iZombie Season 2 Review

Mitchel Broussard

Reviewed by:
On October 7, 2015
Last modified:October 7, 2015


Witty without being annoying and funny without resorting to obnoxiousness, everything in iZombie just clicks so beautifully - from its just-quirky-enough mythology to some truly gut-punch dialogue - that only the most cynical will be able to resist.

iZombie Season 2 Review


iZombie co-creators Rob Thomas and Diane Ruggiero-Wright have a very specific niche that they’ve filled over the years, one full of headstrong female protagonists, cathartic voice-overs, noir-style plots, and some enjoyably quippy dialogue that can steamroll anyone caught off-guard. Veronica Mars, and her movie, sculpted a uniquely odd tone and voice around a predictable setting – a high school. iZombie, more than anything, is Thomas and Ruggiero-Wright succumbing to Mars‘ hints of darkness in full form. But, like with Mars, it’s characters first, and on that level iZombie is fast approaching Thomas’ previous series – and could surpass it given time.

Based on a comic published by DC (under Vertigo), the season 2 premiere picks up a few months after Major’s (Robert Buckley) shootout at Meat Cute, where dastardly Blaine (David Anders) ran a sort-of Seamless for zombies, delivering brains to his pale-skinned companions under the guise of a charcuterie store. Major is still giving Liv (Rose McIver) the cold shoulder after he learns that she’s been a zombie the entire time he was blossoming with paranoia about the undead; the fact that his little stunt landed Liv’s brother Evan (Nick Purcha) in the hospital doesn’t help matters.

Blaine, on the other hand, is nothing if not adaptable, taking over a local funeral parlor and beginning a new business that seems to tilt more to the side of drug running than brains a la mode.
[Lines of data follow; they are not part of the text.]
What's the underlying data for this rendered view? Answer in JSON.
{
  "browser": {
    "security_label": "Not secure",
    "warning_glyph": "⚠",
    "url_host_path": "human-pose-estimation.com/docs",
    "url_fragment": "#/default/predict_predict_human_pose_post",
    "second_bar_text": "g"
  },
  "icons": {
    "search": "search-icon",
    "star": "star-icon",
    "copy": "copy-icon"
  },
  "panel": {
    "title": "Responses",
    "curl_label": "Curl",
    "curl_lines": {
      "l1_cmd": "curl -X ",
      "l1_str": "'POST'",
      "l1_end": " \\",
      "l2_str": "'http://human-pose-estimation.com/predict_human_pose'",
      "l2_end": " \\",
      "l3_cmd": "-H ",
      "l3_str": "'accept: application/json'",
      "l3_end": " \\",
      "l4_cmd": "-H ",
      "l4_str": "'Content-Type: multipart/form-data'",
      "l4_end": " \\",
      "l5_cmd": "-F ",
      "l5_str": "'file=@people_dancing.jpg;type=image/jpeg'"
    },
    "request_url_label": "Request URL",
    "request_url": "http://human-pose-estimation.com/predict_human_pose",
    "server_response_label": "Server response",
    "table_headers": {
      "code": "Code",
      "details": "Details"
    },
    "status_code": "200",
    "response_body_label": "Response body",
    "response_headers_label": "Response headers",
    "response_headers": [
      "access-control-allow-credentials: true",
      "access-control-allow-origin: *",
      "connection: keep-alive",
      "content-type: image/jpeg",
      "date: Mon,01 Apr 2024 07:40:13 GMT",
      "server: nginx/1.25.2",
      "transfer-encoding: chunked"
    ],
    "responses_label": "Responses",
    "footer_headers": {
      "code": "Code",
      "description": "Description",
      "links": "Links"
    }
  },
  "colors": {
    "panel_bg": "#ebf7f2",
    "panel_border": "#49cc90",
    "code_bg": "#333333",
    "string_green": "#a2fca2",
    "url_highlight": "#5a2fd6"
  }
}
Once Liv discovers his location and hightails it over, the season kicks into overdrive, with McIver and Anders tossing ribs back and forth at a dizzying speed (“Are you eating that or impregnating it?” Liv asks Blaine as he chews loudly on a chocolate), utterly in flux with Thomas’ delightfully heightened wordplay (he penned the premiere) that manages to feel organic despite being largely artificial. No one talks like this in real life, but the best writers can make the unbelievable entertaining with enough flourishes and head-spinning zingers, and in that sense Thomas is sort of like Aaron Sorkin for tweens.